TASK ITEM:
Without changing a character, output all of the records.

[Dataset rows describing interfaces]
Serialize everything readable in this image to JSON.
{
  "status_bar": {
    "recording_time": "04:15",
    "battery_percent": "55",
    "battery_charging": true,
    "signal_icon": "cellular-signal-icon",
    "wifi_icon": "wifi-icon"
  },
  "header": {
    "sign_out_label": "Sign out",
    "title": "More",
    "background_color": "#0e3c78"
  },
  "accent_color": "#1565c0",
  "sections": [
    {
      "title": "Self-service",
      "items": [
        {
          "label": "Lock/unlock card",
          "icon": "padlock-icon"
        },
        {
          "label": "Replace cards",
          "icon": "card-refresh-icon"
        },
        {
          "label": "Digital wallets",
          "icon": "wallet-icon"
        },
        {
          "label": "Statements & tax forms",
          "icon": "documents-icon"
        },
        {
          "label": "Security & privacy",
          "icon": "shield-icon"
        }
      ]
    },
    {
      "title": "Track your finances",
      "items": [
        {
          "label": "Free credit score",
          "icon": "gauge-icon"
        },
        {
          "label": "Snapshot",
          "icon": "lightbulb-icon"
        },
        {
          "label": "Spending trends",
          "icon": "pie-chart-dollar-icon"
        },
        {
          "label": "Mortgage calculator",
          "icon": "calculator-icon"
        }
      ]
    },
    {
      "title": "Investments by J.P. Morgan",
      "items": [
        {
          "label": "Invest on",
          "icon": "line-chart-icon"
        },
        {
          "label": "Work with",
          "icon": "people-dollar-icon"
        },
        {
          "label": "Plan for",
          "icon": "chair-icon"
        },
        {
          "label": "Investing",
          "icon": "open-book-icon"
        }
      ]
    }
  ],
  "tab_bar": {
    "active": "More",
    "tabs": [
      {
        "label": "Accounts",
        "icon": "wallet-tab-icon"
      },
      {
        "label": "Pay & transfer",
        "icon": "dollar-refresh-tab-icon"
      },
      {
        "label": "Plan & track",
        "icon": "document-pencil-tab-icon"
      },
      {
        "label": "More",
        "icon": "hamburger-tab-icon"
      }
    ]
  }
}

RESPONSE TO THE EXERCISE:
Serialize everything readable in this image to JSON.
{
  "status_bar": {
    "recording_time": "04:15",
    "battery_percent": "55",
    "battery_charging": true,
    "signal_icon": "cellular-signal-icon",
    "wifi_icon": "wifi-icon"
  },
  "header": {
    "sign_out_label": "Sign out",
    "title": "More",
    "background_color": "#0e3c78"
  },
  "accent_color": "#1565c0",
  "sections": [
    {
      "title": "Self-service",
      "items": [
        {
          "label": "Lock/unlock card",
          "icon": "padlock-icon"
        },
        {
          "label": "Replace cards",
          "icon": "card-refresh-icon"
        },
        {
          "label": "Digital wallets",
          "icon": "wallet-icon"
        },
        {
          "label": "Statements & tax forms",
          "icon": "documents-icon"
        },
        {
          "label": "Security & privacy",
          "icon": "shield-icon"
        }
      ]
    },
    {
      "title": "Track your finances",
      "items": [
        {
          "label": "Free credit score",
          "icon": "gauge-icon"
        },
        {
          "label": "Snapshot",
          "icon": "lightbulb-icon"
        },
        {
          "label": "Spending trends",
          "icon": "pie-chart-dollar-icon"
        },
        {
          "label": "Mortgage calculator",
          "icon": "calculator-icon"
        }
      ]
    },
    {
      "title": "Investments by J.P. Morgan",
      "items": [
        {
          "label": "Invest on",
          "icon": "line-chart-icon"
        },
        {
          "label": "Work with",
          "icon": "people-dollar-icon"
        },
        {
          "label": "Plan for",
          "icon": "chair-icon"
        },
        {
          "label": "Investing",
          "icon": "open-book-icon"
        }
      ]
    }
  ],
  "tab_bar": {
    "active": "More",
    "tabs": [
      {
        "label": "Accounts",
        "icon": "wallet-tab-icon"
      },
      {
        "label": "Pay & transfer",
        "icon": "dollar-refresh-tab-icon"
      },
      {
        "label": "Plan & track",
        "icon": "document-pencil-tab-icon"
      },
      {
        "label": "More",
        "icon": "hamburger-tab-icon"
      }
    ]
  }
}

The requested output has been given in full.